== Instructions for the task ==
Filter the records below and copy every line containing the word "timecode".

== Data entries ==
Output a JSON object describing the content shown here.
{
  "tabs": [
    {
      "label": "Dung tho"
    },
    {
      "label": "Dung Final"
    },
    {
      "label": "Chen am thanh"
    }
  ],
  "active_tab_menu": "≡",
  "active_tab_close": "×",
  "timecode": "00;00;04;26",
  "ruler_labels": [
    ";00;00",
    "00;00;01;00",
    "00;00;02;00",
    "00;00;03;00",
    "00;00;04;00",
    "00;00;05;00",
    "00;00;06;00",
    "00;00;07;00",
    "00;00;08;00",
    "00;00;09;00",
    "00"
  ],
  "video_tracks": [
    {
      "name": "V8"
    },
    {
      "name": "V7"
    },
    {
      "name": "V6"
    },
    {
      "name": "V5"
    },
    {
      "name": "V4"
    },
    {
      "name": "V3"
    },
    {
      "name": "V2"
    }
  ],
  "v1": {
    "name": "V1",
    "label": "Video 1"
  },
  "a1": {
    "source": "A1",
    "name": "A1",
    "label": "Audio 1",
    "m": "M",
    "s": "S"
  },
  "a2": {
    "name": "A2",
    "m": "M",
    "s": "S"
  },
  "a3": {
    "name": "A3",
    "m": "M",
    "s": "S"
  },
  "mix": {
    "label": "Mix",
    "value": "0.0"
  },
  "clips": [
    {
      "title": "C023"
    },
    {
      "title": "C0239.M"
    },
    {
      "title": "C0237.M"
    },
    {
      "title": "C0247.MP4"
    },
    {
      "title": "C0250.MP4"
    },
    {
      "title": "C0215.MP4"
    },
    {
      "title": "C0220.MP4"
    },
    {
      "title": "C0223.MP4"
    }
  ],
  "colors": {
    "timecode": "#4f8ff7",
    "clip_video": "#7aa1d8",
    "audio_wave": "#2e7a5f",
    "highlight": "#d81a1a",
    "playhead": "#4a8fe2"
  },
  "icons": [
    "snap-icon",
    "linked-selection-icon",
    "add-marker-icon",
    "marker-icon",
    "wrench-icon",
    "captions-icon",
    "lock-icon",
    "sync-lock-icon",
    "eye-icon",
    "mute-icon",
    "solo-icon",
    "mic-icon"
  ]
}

== Task solution ==
  "timecode": "00;00;04;26",
    "timecode": "#4f8ff7",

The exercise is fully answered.